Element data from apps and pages
:::

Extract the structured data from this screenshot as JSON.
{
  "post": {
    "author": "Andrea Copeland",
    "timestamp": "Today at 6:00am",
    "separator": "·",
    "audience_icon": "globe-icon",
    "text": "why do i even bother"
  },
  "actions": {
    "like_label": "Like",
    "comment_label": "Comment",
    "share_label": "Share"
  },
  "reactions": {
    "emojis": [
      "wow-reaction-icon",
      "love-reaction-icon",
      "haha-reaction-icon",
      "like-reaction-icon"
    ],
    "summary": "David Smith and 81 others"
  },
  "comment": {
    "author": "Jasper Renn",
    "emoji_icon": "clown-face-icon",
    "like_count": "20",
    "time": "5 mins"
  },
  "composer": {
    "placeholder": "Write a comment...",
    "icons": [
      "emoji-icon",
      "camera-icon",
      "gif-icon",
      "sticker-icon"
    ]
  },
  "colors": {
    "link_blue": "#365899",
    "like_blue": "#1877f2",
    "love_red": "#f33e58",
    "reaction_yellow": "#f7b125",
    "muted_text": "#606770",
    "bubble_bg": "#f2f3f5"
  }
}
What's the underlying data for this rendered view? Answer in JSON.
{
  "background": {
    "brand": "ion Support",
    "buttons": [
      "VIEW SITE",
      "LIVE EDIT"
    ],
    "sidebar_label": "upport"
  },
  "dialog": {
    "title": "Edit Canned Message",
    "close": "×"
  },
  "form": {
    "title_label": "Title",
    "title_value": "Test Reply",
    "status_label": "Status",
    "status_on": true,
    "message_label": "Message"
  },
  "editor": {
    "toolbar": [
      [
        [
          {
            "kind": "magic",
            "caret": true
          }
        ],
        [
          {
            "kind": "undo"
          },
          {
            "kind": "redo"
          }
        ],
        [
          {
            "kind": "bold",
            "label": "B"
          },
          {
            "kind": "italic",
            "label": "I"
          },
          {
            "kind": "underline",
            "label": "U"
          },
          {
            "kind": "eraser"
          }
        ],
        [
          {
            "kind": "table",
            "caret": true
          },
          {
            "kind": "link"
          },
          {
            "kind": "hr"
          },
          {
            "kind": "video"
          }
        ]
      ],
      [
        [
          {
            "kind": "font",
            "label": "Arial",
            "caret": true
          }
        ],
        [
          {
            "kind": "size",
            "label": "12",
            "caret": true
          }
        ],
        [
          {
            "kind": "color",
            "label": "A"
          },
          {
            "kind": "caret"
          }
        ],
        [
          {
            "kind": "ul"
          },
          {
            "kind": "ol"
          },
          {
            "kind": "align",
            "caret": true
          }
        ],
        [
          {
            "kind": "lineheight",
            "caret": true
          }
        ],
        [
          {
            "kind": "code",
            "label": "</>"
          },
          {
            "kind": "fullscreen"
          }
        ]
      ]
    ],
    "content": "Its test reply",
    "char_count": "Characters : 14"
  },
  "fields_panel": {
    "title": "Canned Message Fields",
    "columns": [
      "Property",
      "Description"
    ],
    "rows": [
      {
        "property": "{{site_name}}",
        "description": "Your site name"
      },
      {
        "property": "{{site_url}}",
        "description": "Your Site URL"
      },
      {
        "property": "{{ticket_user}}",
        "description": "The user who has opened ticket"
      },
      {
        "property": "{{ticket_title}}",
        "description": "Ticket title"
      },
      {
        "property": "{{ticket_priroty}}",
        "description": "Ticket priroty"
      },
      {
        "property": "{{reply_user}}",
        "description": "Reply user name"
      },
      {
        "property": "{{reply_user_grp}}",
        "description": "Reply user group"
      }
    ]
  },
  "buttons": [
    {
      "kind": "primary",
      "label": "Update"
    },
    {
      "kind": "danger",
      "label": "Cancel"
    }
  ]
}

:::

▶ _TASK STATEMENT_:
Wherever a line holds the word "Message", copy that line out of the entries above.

▶ _EXERCISE RESULT_:
    "title": "Edit Canned Message",
    "message_label": "Message"
    "title": "Canned Message Fields",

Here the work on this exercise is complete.